$\begingroup$

While thinking about methods on how to predict a dependent variable that is ordinal and constrained (0, 1, 2, 3, 5 are the only possible values), I found that an ordered logistic regression is an common approach used in the community and as a strategy, that make sense to me.

However, I was trying to understand why another method that came into my mind is a bad idea.

The method in question would be to use a simple linear regression and then map the predicted outcome to the closest integer in the range [0, 5].

Would that be bad?
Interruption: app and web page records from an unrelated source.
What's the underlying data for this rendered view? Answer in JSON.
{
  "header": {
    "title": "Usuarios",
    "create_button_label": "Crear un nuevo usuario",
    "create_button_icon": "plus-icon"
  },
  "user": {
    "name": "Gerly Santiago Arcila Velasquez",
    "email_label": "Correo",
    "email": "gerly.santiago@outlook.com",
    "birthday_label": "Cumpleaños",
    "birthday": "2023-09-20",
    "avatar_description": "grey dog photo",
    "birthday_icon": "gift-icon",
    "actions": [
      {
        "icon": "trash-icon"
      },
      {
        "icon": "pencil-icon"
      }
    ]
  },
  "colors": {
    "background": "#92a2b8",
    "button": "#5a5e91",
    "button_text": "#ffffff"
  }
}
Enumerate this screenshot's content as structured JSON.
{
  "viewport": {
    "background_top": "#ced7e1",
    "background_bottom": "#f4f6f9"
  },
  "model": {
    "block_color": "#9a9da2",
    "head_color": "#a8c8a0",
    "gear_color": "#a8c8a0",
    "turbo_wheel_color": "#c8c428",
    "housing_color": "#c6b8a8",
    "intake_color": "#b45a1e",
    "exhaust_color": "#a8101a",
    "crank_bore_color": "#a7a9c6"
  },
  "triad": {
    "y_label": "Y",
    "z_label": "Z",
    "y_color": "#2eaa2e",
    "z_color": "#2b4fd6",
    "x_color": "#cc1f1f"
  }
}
Why?

Explanations with references to theory would be greatly appreciated to fill the all the gaps I have in this matter.

$\endgroup$
  • 1
    $\begingroup$ If the input data to be modeled is outside the range [-0.5, 5.5] then there would be clipping, and of course data that would extrapolate outside that range would be clipped. With those limitations in mind, in my opinion this could be a useful technique. $\endgroup$ – James Phillips Feb 9 at 22:45
3
$\begingroup$

If the dependent variable is ordinal, then the coding into integer values is arbitrary, so long as the ordering is maintained.

Instead of 0, 1, 2, 3, and 5, you could just as well code them as 0, 1, 2, 3, and 9999, for example. It should not be difficult to see that this will in general change the predicted categories under your proposed method; predictions in this case would tend to be moved in the direction of that highest category.

But if your predictions depend on an arbitrary encoding, then your predictions are themselves arbitrary.

Ordinal regression avoids this problem.

$\endgroup$
  • $\begingroup$ With your example, it is clear that the proposed approach would not work well, but if a unitary distance is maintained between the possible values of the DV, why the suggested method would not be a good way to tackle the problem? $\endgroup$ – datapug Feb 10 at 16:17
  • $\begingroup$ There is no unitary distance to be maintained in the first place. $\endgroup$ – The Laconic Feb 10 at 18:24
1
$\begingroup$

If you use classical linear regression, your model assumes only a linear relationship between the dependent and independent variables (i.e. $y=w^Tx+\epsilon$), and fits the regressor coefficients based on this assumption. If you visualise the situation in 1D, you'll see that you end up fitting a line to a piecewise staircase function. I think, even intuitively, that doesn't seem so safe.

More generally, ordinal regression models assumes a linear relationship between a latent dependent variable and the independent variables. The latent DV is not present in the data, (e.g. the actual opinion of a person, say $4.312$ instead of $4$). The actual outputs are the converted versions of these latent outputs. Here, ordinal regression assumes a set of thresholds and solves the entire system to find both the thresholds and the regressors. The ordinary regression doesn't have thresholds, so basically, it's like $y_{latent}=y$, which is a more constrained model.

$\endgroup$
  • $\begingroup$ I see how the approach proposed might not be safe, but I was looking for a proof of why it would be bad to tackle the problem in that way. $\endgroup$ – datapug Feb 10 at 16:12
  • 1
    $\begingroup$ @datapug, It is enforcing that your dependent variable has linear relationship with IV. But, including thresholds makes the model nonlinear. You are trying to model a possibly non-linear relationship with a linear model. $\endgroup$ – gunes Feb 10 at 16:55
1
$\begingroup$

Severe problems with using linear models to analyze ordinal Y have been extremely well documented in the literature. Spend a little time searching the literature. See for example this paper. Think of an ordinal variable as non-numeric, e.g., letters A,B,C,...

$\endgroup$

Your Answer

By clicking “Post Your Answer”, you agree to our terms of service, privacy policy and cookie policy

Not the answer you're looking for? Browse other questions tagged or ask your own question.